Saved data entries
((

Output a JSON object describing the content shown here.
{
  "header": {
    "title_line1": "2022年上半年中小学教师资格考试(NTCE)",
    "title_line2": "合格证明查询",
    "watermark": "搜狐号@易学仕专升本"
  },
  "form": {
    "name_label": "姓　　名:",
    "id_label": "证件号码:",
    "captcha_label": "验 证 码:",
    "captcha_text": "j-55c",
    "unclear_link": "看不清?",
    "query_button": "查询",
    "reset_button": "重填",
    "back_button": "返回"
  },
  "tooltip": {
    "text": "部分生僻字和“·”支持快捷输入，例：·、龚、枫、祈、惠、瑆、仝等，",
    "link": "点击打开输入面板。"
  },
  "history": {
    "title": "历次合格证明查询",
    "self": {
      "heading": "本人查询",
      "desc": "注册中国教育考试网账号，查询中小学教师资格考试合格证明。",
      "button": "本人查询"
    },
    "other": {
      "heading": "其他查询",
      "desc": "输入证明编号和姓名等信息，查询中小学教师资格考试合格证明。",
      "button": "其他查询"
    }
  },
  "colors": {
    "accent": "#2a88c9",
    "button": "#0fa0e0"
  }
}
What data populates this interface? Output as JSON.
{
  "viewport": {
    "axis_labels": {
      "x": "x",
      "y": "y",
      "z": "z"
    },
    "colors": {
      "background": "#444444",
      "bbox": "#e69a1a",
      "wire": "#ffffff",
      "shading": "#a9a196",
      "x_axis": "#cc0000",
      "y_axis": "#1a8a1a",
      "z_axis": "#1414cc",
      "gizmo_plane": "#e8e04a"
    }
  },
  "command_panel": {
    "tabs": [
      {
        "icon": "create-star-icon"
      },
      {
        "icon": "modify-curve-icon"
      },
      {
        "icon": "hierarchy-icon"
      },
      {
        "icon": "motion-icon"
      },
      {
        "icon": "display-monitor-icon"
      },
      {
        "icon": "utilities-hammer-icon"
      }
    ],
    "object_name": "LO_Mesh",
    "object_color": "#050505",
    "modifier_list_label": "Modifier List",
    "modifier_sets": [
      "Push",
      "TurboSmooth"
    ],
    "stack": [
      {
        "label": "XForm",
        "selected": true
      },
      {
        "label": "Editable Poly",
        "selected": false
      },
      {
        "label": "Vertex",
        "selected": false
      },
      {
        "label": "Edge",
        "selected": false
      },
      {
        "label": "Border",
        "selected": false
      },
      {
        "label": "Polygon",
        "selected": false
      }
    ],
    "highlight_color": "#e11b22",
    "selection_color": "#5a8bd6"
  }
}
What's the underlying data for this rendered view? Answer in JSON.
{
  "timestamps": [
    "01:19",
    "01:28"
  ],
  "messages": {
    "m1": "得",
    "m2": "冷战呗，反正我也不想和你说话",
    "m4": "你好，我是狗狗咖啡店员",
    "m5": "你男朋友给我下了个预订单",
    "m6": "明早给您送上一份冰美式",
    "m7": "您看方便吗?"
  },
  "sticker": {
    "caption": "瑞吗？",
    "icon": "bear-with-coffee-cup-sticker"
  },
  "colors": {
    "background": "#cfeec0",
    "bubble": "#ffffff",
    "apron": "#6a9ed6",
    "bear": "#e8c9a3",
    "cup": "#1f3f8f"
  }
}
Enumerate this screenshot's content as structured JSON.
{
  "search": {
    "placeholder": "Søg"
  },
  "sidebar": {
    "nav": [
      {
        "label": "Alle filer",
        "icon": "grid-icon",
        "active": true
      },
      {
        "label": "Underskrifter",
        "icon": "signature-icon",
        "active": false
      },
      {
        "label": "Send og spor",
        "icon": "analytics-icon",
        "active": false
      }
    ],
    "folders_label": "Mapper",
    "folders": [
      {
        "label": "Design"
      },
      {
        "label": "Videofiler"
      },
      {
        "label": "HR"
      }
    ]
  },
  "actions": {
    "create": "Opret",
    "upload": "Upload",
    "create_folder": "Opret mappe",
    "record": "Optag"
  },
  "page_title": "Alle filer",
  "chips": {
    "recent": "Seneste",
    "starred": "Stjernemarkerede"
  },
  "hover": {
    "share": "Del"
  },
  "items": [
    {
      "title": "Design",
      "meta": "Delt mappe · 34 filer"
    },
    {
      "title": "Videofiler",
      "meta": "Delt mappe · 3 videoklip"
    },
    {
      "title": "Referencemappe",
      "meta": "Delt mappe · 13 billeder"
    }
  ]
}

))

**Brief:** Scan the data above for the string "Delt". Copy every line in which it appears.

**The completed task:**
      "meta": "Delt mappe · 34 filer"
      "meta": "Delt mappe · 3 videoklip"
      "meta": "Delt mappe · 13 billeder"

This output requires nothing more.